=== What you have to do ===
In your copy of the data below, reproduce every entry exactly and omit the pictures.

=== Material provided ===
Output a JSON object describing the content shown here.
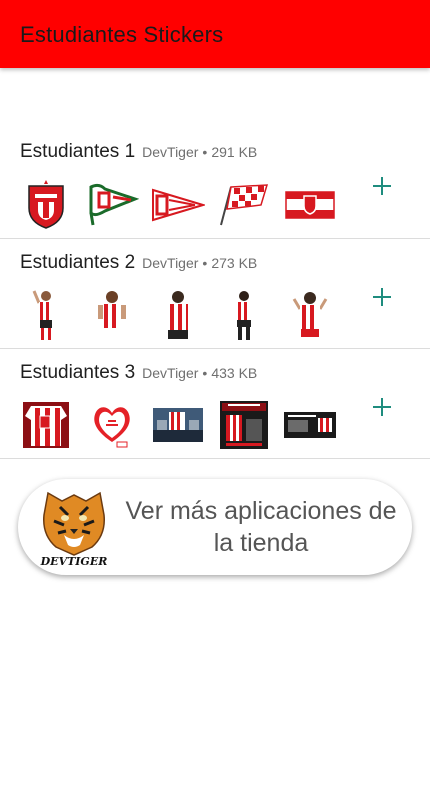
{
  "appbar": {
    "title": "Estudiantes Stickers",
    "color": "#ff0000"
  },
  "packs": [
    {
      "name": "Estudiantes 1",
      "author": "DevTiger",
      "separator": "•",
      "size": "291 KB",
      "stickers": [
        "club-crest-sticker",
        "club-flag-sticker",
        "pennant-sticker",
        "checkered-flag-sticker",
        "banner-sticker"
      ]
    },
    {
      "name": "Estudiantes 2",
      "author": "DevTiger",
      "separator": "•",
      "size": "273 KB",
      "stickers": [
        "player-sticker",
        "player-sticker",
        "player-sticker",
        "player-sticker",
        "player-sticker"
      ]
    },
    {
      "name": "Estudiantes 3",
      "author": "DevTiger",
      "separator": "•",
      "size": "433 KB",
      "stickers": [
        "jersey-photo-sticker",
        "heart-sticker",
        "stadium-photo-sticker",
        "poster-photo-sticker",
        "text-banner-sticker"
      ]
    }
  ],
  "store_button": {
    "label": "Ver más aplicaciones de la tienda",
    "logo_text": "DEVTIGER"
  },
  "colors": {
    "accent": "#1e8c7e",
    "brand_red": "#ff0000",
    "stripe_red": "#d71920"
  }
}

=== Solved exercise ===
Output a JSON object describing the content shown here.
{
  "appbar": {
    "title": "Estudiantes Stickers",
    "color": "#ff0000"
  },
  "packs": [
    {
      "name": "Estudiantes 1",
      "author": "DevTiger",
      "separator": "•",
      "size": "291 KB",
      "stickers": [
        "club-crest-sticker",
        "club-flag-sticker",
        "pennant-sticker",
        "checkered-flag-sticker",
        "banner-sticker"
      ]
    },
    {
      "name": "Estudiantes 2",
      "author": "DevTiger",
      "separator": "•",
      "size": "273 KB",
      "stickers": [
        "player-sticker",
        "player-sticker",
        "player-sticker",
        "player-sticker",
        "player-sticker"
      ]
    },
    {
      "name": "Estudiantes 3",
      "author": "DevTiger",
      "separator": "•",
      "size": "433 KB",
      "stickers": [
        "jersey-photo-sticker",
        "heart-sticker",
        "stadium-photo-sticker",
        "poster-photo-sticker",
        "text-banner-sticker"
      ]
    }
  ],
  "store_button": {
    "label": "Ver más aplicaciones de la tienda",
    "logo_text": "DEVTIGER"
  },
  "colors": {
    "accent": "#1e8c7e",
    "brand_red": "#ff0000",
    "stripe_red": "#d71920"
  }
}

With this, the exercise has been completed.